(Data records for software interfaces)

○ ○ ○ ○ ○

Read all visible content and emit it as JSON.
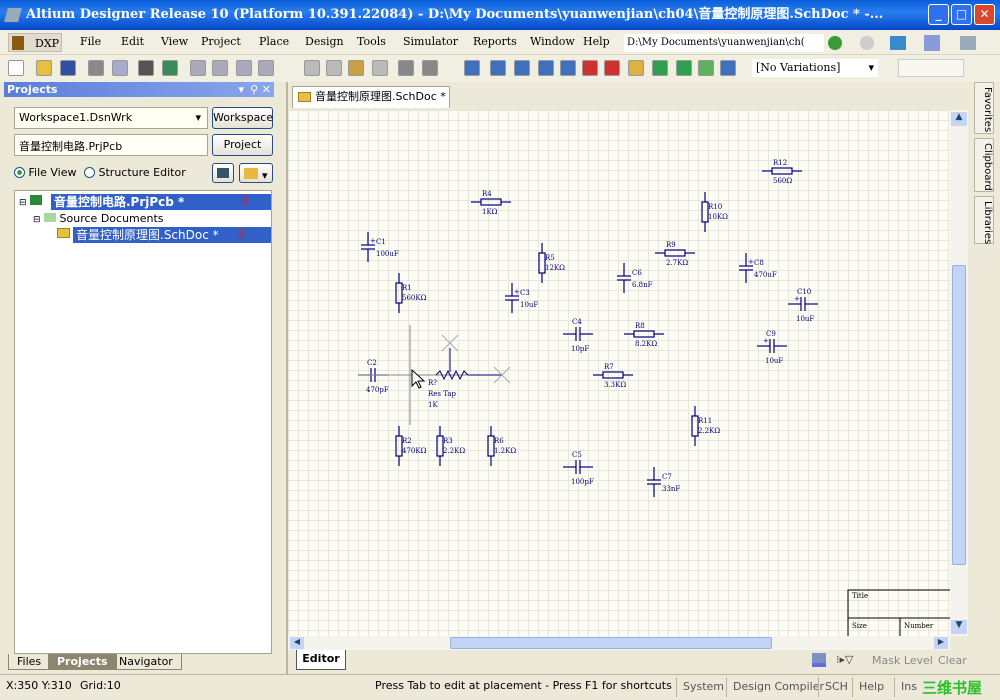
{
  "window": {
    "title": "Altium Designer Release 10 (Platform 10.391.22084) - D:\\My Documents\\yuanwenjian\\ch04\\音量控制原理图.SchDoc * -..."
  },
  "menu": {
    "dxp": "DXP",
    "items": [
      "File",
      "Edit",
      "View",
      "Project",
      "Place",
      "Design",
      "Tools",
      "Simulator",
      "Reports",
      "Window",
      "Help"
    ],
    "path": "D:\\My Documents\\yuanwenjian\\ch("
  },
  "toolbar": {
    "icons": [
      "new-icon",
      "open-icon",
      "save-icon",
      "print-icon",
      "print-preview-icon",
      "3d-icon",
      "board-icon",
      "zoom-fit-icon",
      "zoom-area-icon",
      "zoom-selected-icon",
      "filter-icon",
      "cut-icon",
      "copy-icon",
      "paste-icon",
      "rubber-stamp-icon",
      "select-area-icon",
      "move-icon",
      "wire-icon",
      "bus-icon",
      "bus-entry-icon",
      "net-label-icon",
      "net-icon",
      "gnd-icon",
      "vcc-icon",
      "part-icon",
      "sheet-symbol-icon",
      "sheet-entry-icon",
      "device-sheet-icon",
      "port-icon"
    ],
    "variations": "[No Variations]"
  },
  "projects_panel": {
    "title": "Projects",
    "workspace": "Workspace1.DsnWrk",
    "workspace_btn": "Workspace",
    "project": "音量控制电路.PrjPcb",
    "project_btn": "Project",
    "file_view": "File View",
    "structure_editor": "Structure Editor",
    "tree": {
      "project": "音量控制电路.PrjPcb *",
      "folder": "Source Documents",
      "doc": "音量控制原理图.SchDoc *"
    },
    "tabs": [
      "Files",
      "Projects",
      "Navigator"
    ]
  },
  "document_tab": "音量控制原理图.SchDoc *",
  "side_tabs": [
    "Favorites",
    "Clipboard",
    "Libraries"
  ],
  "schematic": {
    "wire_color": "#000080",
    "components": [
      {
        "ref": "R12",
        "value": "560Ω",
        "type": "resistor",
        "orientation": "h"
      },
      {
        "ref": "R4",
        "value": "1KΩ",
        "type": "resistor",
        "orientation": "h"
      },
      {
        "ref": "R10",
        "value": "10KΩ",
        "type": "resistor",
        "orientation": "v"
      },
      {
        "ref": "C1",
        "value": "100uF",
        "type": "capacitor",
        "orientation": "v",
        "polarized": true
      },
      {
        "ref": "R5",
        "value": "12KΩ",
        "type": "resistor",
        "orientation": "v"
      },
      {
        "ref": "R9",
        "value": "2.7KΩ",
        "type": "resistor",
        "orientation": "h"
      },
      {
        "ref": "C8",
        "value": "470uF",
        "type": "capacitor",
        "orientation": "v",
        "polarized": true
      },
      {
        "ref": "C6",
        "value": "6.8nF",
        "type": "capacitor",
        "orientation": "v",
        "polarized": false
      },
      {
        "ref": "R1",
        "value": "560KΩ",
        "type": "resistor",
        "orientation": "v"
      },
      {
        "ref": "C3",
        "value": "10uF",
        "type": "capacitor",
        "orientation": "v",
        "polarized": true
      },
      {
        "ref": "C10",
        "value": "10uF",
        "type": "capacitor",
        "orientation": "h",
        "polarized": true
      },
      {
        "ref": "C4",
        "value": "10pF",
        "type": "capacitor",
        "orientation": "h",
        "polarized": false
      },
      {
        "ref": "R8",
        "value": "8.2KΩ",
        "type": "resistor",
        "orientation": "h"
      },
      {
        "ref": "C9",
        "value": "10uF",
        "type": "capacitor",
        "orientation": "h",
        "polarized": true
      },
      {
        "ref": "C2",
        "value": "470pF",
        "type": "capacitor",
        "orientation": "h",
        "polarized": false
      },
      {
        "ref": "R7",
        "value": "3.3KΩ",
        "type": "resistor",
        "orientation": "h"
      },
      {
        "ref": "R11",
        "value": "2.2KΩ",
        "type": "resistor",
        "orientation": "v"
      },
      {
        "ref": "R2",
        "value": "470KΩ",
        "type": "resistor",
        "orientation": "v"
      },
      {
        "ref": "R3",
        "value": "2.2KΩ",
        "type": "resistor",
        "orientation": "v"
      },
      {
        "ref": "R6",
        "value": "1.2KΩ",
        "type": "resistor",
        "orientation": "v"
      },
      {
        "ref": "C5",
        "value": "100pF",
        "type": "capacitor",
        "orientation": "h",
        "polarized": false
      },
      {
        "ref": "C7",
        "value": "33nF",
        "type": "capacitor",
        "orientation": "v",
        "polarized": false
      }
    ],
    "floating_part": {
      "ref": "R?",
      "name": "Res Tap",
      "value": "1K"
    },
    "title_block": {
      "title": "Title",
      "size": "Size",
      "number": "Number"
    }
  },
  "editor_row": {
    "tab": "Editor",
    "mask_level": "Mask Level",
    "clear": "Clear"
  },
  "status": {
    "coords": "X:350 Y:310",
    "grid": "Grid:10",
    "hint": "Press Tab to edit at placement - Press F1 for shortcuts",
    "buttons": [
      "System",
      "Design Compiler",
      "SCH",
      "Help",
      "Ins"
    ]
  },
  "watermark": "三维书屋"
}
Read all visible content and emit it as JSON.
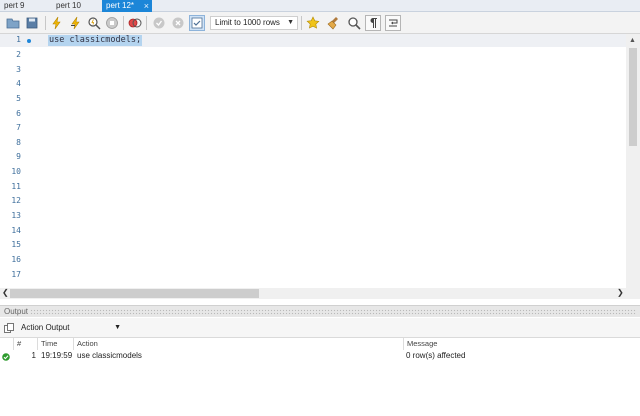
{
  "tabs": [
    {
      "label": "pert 9",
      "active": false
    },
    {
      "label": "pert 10",
      "active": false
    },
    {
      "label": "pert 12*",
      "active": true
    }
  ],
  "toolbar": {
    "limit_value": "Limit to 1000 rows"
  },
  "editor": {
    "lines": [
      "1",
      "2",
      "3",
      "4",
      "5",
      "6",
      "7",
      "8",
      "9",
      "10",
      "11",
      "12",
      "13",
      "14",
      "15",
      "16",
      "17"
    ],
    "code_line_1": "use classicmodels;"
  },
  "output": {
    "panel_title": "Output",
    "selector": "Action Output",
    "columns": {
      "num": "#",
      "time": "Time",
      "action": "Action",
      "message": "Message"
    },
    "rows": [
      {
        "status": "success",
        "num": "1",
        "time": "19:19:59",
        "action": "use classicmodels",
        "message": "0 row(s) affected"
      }
    ]
  },
  "colors": {
    "accent": "#1c86d8",
    "success": "#2e9b2e"
  }
}
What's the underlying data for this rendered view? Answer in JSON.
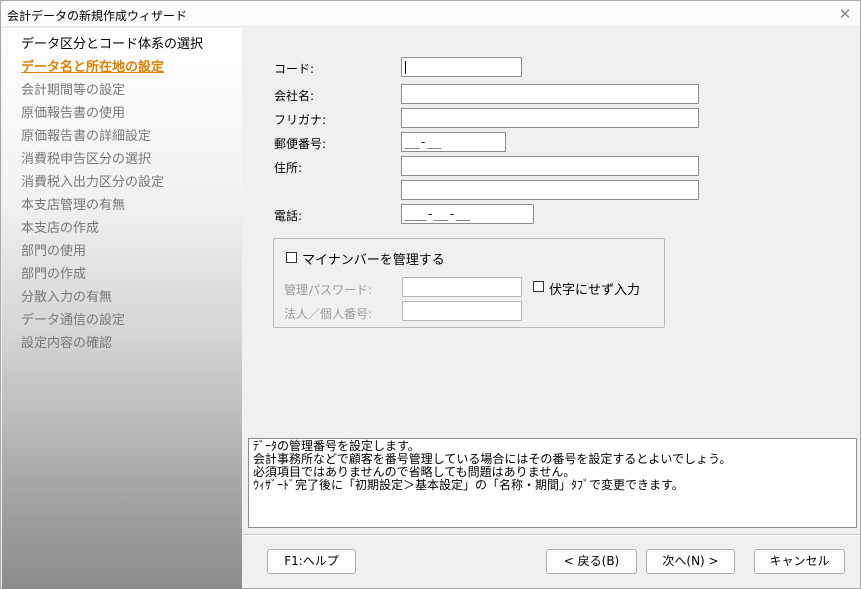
{
  "window": {
    "title": "会計データの新規作成ウィザード",
    "close_glyph": "✕"
  },
  "steps": [
    {
      "label": "データ区分とコード体系の選択",
      "state": "done"
    },
    {
      "label": "データ名と所在地の設定",
      "state": "active"
    },
    {
      "label": "会計期間等の設定",
      "state": "todo"
    },
    {
      "label": "原価報告書の使用",
      "state": "todo"
    },
    {
      "label": "原価報告書の詳細設定",
      "state": "todo"
    },
    {
      "label": "消費税申告区分の選択",
      "state": "todo"
    },
    {
      "label": "消費税入出力区分の設定",
      "state": "todo"
    },
    {
      "label": "本支店管理の有無",
      "state": "todo"
    },
    {
      "label": "本支店の作成",
      "state": "todo"
    },
    {
      "label": "部門の使用",
      "state": "todo"
    },
    {
      "label": "部門の作成",
      "state": "todo"
    },
    {
      "label": "分散入力の有無",
      "state": "todo"
    },
    {
      "label": "データ通信の設定",
      "state": "todo"
    },
    {
      "label": "設定内容の確認",
      "state": "todo"
    }
  ],
  "form": {
    "code_label": "コード:",
    "code_value": "",
    "company_label": "会社名:",
    "company_value": "",
    "furigana_label": "フリガナ:",
    "furigana_value": "",
    "postal_label": "郵便番号:",
    "postal_value": "__-__",
    "address_label": "住所:",
    "address1_value": "",
    "address2_value": "",
    "phone_label": "電話:",
    "phone_value": "___-__-__"
  },
  "mynumber": {
    "manage_label": "マイナンバーを管理する",
    "manage_checked": false,
    "password_label": "管理パスワード:",
    "password_value": "",
    "mask_label": "伏字にせず入力",
    "mask_checked": false,
    "number_label": "法人／個人番号:",
    "number_value": ""
  },
  "description": [
    "ﾃﾞｰﾀの管理番号を設定します。",
    "会計事務所などで顧客を番号管理している場合にはその番号を設定するとよいでしょう。",
    "必須項目ではありませんので省略しても問題はありません。",
    "ｳｨｻﾞｰﾄﾞ完了後に「初期設定＞基本設定」の「名称・期間」ﾀﾌﾞで変更できます。"
  ],
  "buttons": {
    "help": "F1:ヘルプ",
    "back": "< 戻る(B)",
    "next": "次へ(N) >",
    "cancel": "キャンセル"
  }
}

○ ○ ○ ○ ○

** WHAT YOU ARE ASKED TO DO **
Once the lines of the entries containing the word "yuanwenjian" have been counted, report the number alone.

** ANSWER TO THIS PROBLEM **
2